Write out every single entry exactly.

> _RECORDS SUPPLIED_
[Start of Attachment]

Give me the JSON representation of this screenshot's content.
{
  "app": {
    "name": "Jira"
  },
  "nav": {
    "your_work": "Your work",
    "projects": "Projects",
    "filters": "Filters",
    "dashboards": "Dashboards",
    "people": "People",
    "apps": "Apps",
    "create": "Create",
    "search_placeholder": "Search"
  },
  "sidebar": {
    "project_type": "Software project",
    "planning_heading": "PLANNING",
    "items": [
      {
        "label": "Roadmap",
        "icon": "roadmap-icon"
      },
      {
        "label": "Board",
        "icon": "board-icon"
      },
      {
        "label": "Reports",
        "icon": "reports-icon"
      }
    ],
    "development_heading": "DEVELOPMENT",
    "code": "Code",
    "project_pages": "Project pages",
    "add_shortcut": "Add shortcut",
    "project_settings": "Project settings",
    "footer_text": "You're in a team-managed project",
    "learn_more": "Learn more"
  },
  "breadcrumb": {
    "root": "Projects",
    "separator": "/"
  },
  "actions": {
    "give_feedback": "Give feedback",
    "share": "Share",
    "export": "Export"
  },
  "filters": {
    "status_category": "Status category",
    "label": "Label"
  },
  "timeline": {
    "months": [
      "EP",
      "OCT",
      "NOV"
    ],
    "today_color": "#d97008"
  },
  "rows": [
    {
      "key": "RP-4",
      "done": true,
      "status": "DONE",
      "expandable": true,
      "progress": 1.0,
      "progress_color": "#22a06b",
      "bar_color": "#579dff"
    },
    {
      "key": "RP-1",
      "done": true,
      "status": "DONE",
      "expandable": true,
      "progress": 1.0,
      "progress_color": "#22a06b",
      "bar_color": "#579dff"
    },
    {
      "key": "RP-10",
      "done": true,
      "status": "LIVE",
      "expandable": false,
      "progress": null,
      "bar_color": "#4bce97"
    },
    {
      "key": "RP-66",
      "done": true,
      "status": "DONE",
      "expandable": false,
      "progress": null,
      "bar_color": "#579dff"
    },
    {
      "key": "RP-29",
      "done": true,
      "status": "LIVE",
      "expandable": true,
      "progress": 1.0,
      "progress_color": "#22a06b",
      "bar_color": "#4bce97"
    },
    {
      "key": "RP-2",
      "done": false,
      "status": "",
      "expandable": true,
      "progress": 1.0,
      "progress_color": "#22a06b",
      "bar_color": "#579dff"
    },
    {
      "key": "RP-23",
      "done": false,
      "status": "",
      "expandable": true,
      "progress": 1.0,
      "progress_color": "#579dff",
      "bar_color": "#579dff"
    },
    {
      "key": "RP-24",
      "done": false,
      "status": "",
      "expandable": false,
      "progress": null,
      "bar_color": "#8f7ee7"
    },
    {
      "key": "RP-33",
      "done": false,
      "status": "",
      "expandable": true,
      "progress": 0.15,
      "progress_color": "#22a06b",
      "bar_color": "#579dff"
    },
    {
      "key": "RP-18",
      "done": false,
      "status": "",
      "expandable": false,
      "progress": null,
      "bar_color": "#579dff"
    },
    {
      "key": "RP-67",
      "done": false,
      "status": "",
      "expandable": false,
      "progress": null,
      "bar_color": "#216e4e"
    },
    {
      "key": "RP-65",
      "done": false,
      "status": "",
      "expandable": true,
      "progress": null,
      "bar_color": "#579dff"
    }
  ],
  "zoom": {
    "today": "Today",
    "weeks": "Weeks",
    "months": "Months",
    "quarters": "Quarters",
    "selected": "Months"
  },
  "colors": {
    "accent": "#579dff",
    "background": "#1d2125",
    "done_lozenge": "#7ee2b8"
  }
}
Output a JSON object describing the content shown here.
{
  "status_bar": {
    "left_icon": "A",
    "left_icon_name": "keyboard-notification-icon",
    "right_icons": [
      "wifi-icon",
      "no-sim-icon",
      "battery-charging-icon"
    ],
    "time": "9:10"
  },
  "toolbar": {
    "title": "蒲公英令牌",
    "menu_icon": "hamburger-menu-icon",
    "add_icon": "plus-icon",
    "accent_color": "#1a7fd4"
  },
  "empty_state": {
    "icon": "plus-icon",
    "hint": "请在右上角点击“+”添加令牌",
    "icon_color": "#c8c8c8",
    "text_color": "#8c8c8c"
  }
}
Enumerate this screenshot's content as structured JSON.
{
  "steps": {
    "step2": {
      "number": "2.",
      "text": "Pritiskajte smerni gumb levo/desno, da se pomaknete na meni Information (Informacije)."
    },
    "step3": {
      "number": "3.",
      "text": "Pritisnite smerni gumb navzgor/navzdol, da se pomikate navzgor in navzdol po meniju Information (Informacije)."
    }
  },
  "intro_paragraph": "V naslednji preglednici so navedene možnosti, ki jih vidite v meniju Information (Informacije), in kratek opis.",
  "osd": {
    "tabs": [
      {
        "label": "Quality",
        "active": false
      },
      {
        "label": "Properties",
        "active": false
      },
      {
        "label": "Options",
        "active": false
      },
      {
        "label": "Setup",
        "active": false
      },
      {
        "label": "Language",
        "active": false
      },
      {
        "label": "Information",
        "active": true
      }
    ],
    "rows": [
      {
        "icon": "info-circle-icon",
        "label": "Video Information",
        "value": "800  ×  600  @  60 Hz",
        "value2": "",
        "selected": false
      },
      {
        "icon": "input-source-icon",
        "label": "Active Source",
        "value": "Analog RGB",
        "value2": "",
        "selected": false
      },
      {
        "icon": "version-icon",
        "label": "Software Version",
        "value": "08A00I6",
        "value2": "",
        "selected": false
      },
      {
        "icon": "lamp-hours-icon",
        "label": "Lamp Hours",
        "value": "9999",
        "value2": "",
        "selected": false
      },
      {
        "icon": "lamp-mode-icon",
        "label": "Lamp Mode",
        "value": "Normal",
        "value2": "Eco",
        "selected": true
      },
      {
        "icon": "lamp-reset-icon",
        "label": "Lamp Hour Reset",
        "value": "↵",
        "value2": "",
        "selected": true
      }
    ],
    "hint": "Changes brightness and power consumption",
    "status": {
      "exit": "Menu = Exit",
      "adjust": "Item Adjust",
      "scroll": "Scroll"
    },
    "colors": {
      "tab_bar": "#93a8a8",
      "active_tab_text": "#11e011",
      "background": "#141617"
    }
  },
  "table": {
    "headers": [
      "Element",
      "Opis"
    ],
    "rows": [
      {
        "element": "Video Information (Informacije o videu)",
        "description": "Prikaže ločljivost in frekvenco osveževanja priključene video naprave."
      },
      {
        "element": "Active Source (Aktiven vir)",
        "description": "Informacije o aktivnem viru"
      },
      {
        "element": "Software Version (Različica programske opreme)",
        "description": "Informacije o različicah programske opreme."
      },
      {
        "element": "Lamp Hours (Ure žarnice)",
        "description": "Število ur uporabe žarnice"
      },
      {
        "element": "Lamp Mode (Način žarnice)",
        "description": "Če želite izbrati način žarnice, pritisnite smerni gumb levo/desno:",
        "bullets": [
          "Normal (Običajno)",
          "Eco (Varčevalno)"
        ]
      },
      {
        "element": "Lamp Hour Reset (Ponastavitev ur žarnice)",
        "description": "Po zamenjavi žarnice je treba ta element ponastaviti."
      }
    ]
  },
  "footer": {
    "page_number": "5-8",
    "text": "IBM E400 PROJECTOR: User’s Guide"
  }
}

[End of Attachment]

> _TASK RESPONSE_
Give me the JSON representation of this screenshot's content.
{
  "app": {
    "name": "Jira"
  },
  "nav": {
    "your_work": "Your work",
    "projects": "Projects",
    "filters": "Filters",
    "dashboards": "Dashboards",
    "people": "People",
    "apps": "Apps",
    "create": "Create",
    "search_placeholder": "Search"
  },
  "sidebar": {
    "project_type": "Software project",
    "planning_heading": "PLANNING",
    "items": [
      {
        "label": "Roadmap",
        "icon": "roadmap-icon"
      },
      {
        "label": "Board",
        "icon": "board-icon"
      },
      {
        "label": "Reports",
        "icon": "reports-icon"
      }
    ],
    "development_heading": "DEVELOPMENT",
    "code": "Code",
    "project_pages": "Project pages",
    "add_shortcut": "Add shortcut",
    "project_settings": "Project settings",
    "footer_text": "You're in a team-managed project",
    "learn_more": "Learn more"
  },
  "breadcrumb": {
    "root": "Projects",
    "separator": "/"
  },
  "actions": {
    "give_feedback": "Give feedback",
    "share": "Share",
    "export": "Export"
  },
  "filters": {
    "status_category": "Status category",
    "label": "Label"
  },
  "timeline": {
    "months": [
      "EP",
      "OCT",
      "NOV"
    ],
    "today_color": "#d97008"
  },
  "rows": [
    {
      "key": "RP-4",
      "done": true,
      "status": "DONE",
      "expandable": true,
      "progress": 1.0,
      "progress_color": "#22a06b",
      "bar_color": "#579dff"
    },
    {
      "key": "RP-1",
      "done": true,
      "status": "DONE",
      "expandable": true,
      "progress": 1.0,
      "progress_color": "#22a06b",
      "bar_color": "#579dff"
    },
    {
      "key": "RP-10",
      "done": true,
      "status": "LIVE",
      "expandable": false,
      "progress": null,
      "bar_color": "#4bce97"
    },
    {
      "key": "RP-66",
      "done": true,
      "status": "DONE",
      "expandable": false,
      "progress": null,
      "bar_color": "#579dff"
    },
    {
      "key": "RP-29",
      "done": true,
      "status": "LIVE",
      "expandable": true,
      "progress": 1.0,
      "progress_color": "#22a06b",
      "bar_color": "#4bce97"
    },
    {
      "key": "RP-2",
      "done": false,
      "status": "",
      "expandable": true,
      "progress": 1.0,
      "progress_color": "#22a06b",
      "bar_color": "#579dff"
    },
    {
      "key": "RP-23",
      "done": false,
      "status": "",
      "expandable": true,
      "progress": 1.0,
      "progress_color": "#579dff",
      "bar_color": "#579dff"
    },
    {
      "key": "RP-24",
      "done": false,
      "status": "",
      "expandable": false,
      "progress": null,
      "bar_color": "#8f7ee7"
    },
    {
      "key": "RP-33",
      "done": false,
      "status": "",
      "expandable": true,
      "progress": 0.15,
      "progress_color": "#22a06b",
      "bar_color": "#579dff"
    },
    {
      "key": "RP-18",
      "done": false,
      "status": "",
      "expandable": false,
      "progress": null,
      "bar_color": "#579dff"
    },
    {
      "key": "RP-67",
      "done": false,
      "status": "",
      "expandable": false,
      "progress": null,
      "bar_color": "#216e4e"
    },
    {
      "key": "RP-65",
      "done": false,
      "status": "",
      "expandable": true,
      "progress": null,
      "bar_color": "#579dff"
    }
  ],
  "zoom": {
    "today": "Today",
    "weeks": "Weeks",
    "months": "Months",
    "quarters": "Quarters",
    "selected": "Months"
  },
  "colors": {
    "accent": "#579dff",
    "background": "#1d2125",
    "done_lozenge": "#7ee2b8"
  }
}
Output a JSON object describing the content shown here.
{
  "status_bar": {
    "left_icon": "A",
    "left_icon_name": "keyboard-notification-icon",
    "right_icons": [
      "wifi-icon",
      "no-sim-icon",
      "battery-charging-icon"
    ],
    "time": "9:10"
  },
  "toolbar": {
    "title": "蒲公英令牌",
    "menu_icon": "hamburger-menu-icon",
    "add_icon": "plus-icon",
    "accent_color": "#1a7fd4"
  },
  "empty_state": {
    "icon": "plus-icon",
    "hint": "请在右上角点击“+”添加令牌",
    "icon_color": "#c8c8c8",
    "text_color": "#8c8c8c"
  }
}
Enumerate this screenshot's content as structured JSON.
{
  "steps": {
    "step2": {
      "number": "2.",
      "text": "Pritiskajte smerni gumb levo/desno, da se pomaknete na meni Information (Informacije)."
    },
    "step3": {
      "number": "3.",
      "text": "Pritisnite smerni gumb navzgor/navzdol, da se pomikate navzgor in navzdol po meniju Information (Informacije)."
    }
  },
  "intro_paragraph": "V naslednji preglednici so navedene možnosti, ki jih vidite v meniju Information (Informacije), in kratek opis.",
  "osd": {
    "tabs": [
      {
        "label": "Quality",
        "active": false
      },
      {
        "label": "Properties",
        "active": false
      },
      {
        "label": "Options",
        "active": false
      },
      {
        "label": "Setup",
        "active": false
      },
      {
        "label": "Language",
        "active": false
      },
      {
        "label": "Information",
        "active": true
      }
    ],
    "rows": [
      {
        "icon": "info-circle-icon",
        "label": "Video Information",
        "value": "800  ×  600  @  60 Hz",
        "value2": "",
        "selected": false
      },
      {
        "icon": "input-source-icon",
        "label": "Active Source",
        "value": "Analog RGB",
        "value2": "",
        "selected": false
      },
      {
        "icon": "version-icon",
        "label": "Software Version",
        "value": "08A00I6",
        "value2": "",
        "selected": false
      },
      {
        "icon": "lamp-hours-icon",
        "label": "Lamp Hours",
        "value": "9999",
        "value2": "",
        "selected": false
      },
      {
        "icon": "lamp-mode-icon",
        "label": "Lamp Mode",
        "value": "Normal",
        "value2": "Eco",
        "selected": true
      },
      {
        "icon": "lamp-reset-icon",
        "label": "Lamp Hour Reset",
        "value": "↵",
        "value2": "",
        "selected": true
      }
    ],
    "hint": "Changes brightness and power consumption",
    "status": {
      "exit": "Menu = Exit",
      "adjust": "Item Adjust",
      "scroll": "Scroll"
    },
    "colors": {
      "tab_bar": "#93a8a8",
      "active_tab_text": "#11e011",
      "background": "#141617"
    }
  },
  "table": {
    "headers": [
      "Element",
      "Opis"
    ],
    "rows": [
      {
        "element": "Video Information (Informacije o videu)",
        "description": "Prikaže ločljivost in frekvenco osveževanja priključene video naprave."
      },
      {
        "element": "Active Source (Aktiven vir)",
        "description": "Informacije o aktivnem viru"
      },
      {
        "element": "Software Version (Različica programske opreme)",
        "description": "Informacije o različicah programske opreme."
      },
      {
        "element": "Lamp Hours (Ure žarnice)",
        "description": "Število ur uporabe žarnice"
      },
      {
        "element": "Lamp Mode (Način žarnice)",
        "description": "Če želite izbrati način žarnice, pritisnite smerni gumb levo/desno:",
        "bullets": [
          "Normal (Običajno)",
          "Eco (Varčevalno)"
        ]
      },
      {
        "element": "Lamp Hour Reset (Ponastavitev ur žarnice)",
        "description": "Po zamenjavi žarnice je treba ta element ponastaviti."
      }
    ]
  },
  "footer": {
    "page_number": "5-8",
    "text": "IBM E400 PROJECTOR: User’s Guide"
  }
}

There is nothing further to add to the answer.